Entries from a dataset of interfaces
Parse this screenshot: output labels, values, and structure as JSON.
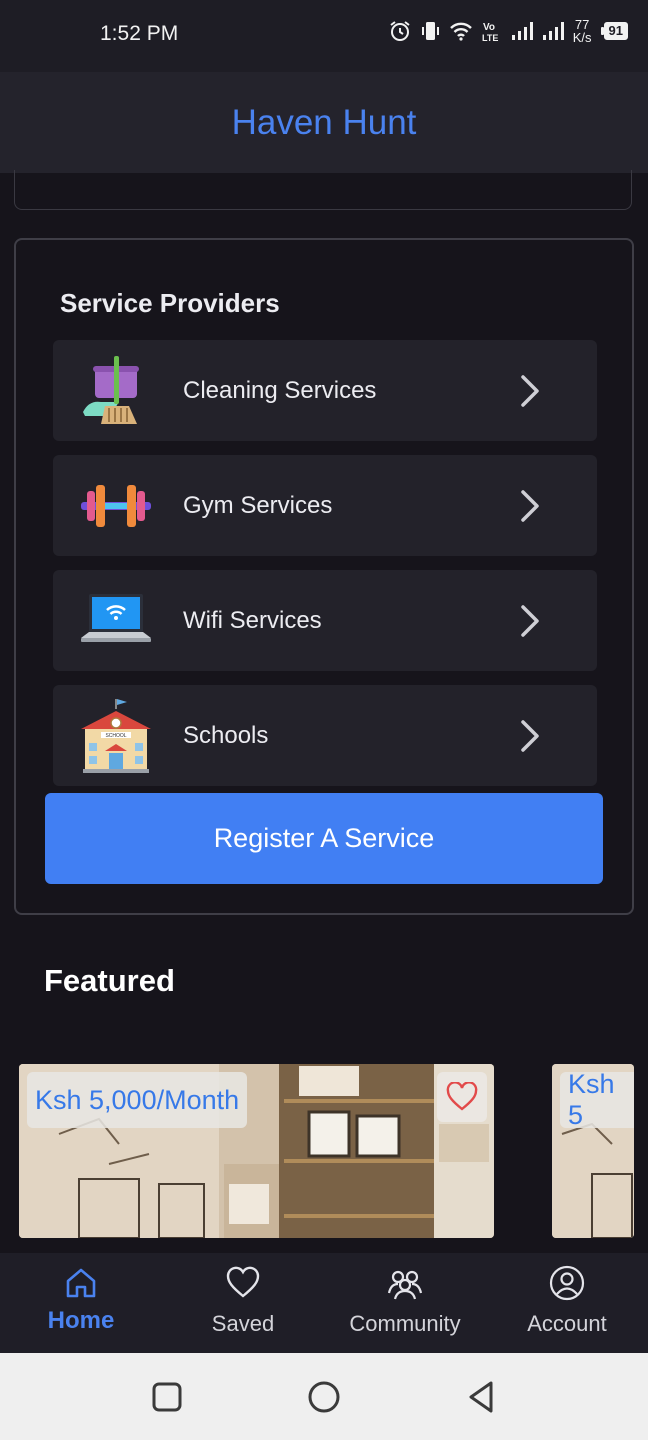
{
  "status_bar": {
    "time": "1:52 PM",
    "net_speed_value": "77",
    "net_speed_unit": "K/s",
    "battery": "91",
    "icons": [
      "alarm-icon",
      "vibrate-icon",
      "wifi-icon",
      "volte-icon",
      "signal-icon",
      "signal-icon",
      "battery-icon"
    ]
  },
  "app": {
    "title": "Haven Hunt",
    "accent_color": "#4a82ef"
  },
  "service_providers": {
    "title": "Service Providers",
    "items": [
      {
        "label": "Cleaning Services",
        "icon": "cleaning-icon"
      },
      {
        "label": "Gym Services",
        "icon": "dumbbell-icon"
      },
      {
        "label": "Wifi Services",
        "icon": "laptop-wifi-icon"
      },
      {
        "label": "Schools",
        "icon": "school-icon"
      }
    ],
    "register_label": "Register A Service",
    "button_color": "#417ff3"
  },
  "featured": {
    "title": "Featured",
    "listings": [
      {
        "price": "Ksh 5,000/Month"
      },
      {
        "price": "Ksh 5"
      }
    ]
  },
  "bottom_nav": {
    "items": [
      {
        "label": "Home",
        "icon": "home-icon",
        "active": true
      },
      {
        "label": "Saved",
        "icon": "heart-icon",
        "active": false
      },
      {
        "label": "Community",
        "icon": "community-icon",
        "active": false
      },
      {
        "label": "Account",
        "icon": "account-icon",
        "active": false
      }
    ]
  }
}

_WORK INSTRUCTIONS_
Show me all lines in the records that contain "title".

_ANSWER SPACE_
    "title": "Haven Hunt",
    "title": "Service Providers",
    "title": "Featured",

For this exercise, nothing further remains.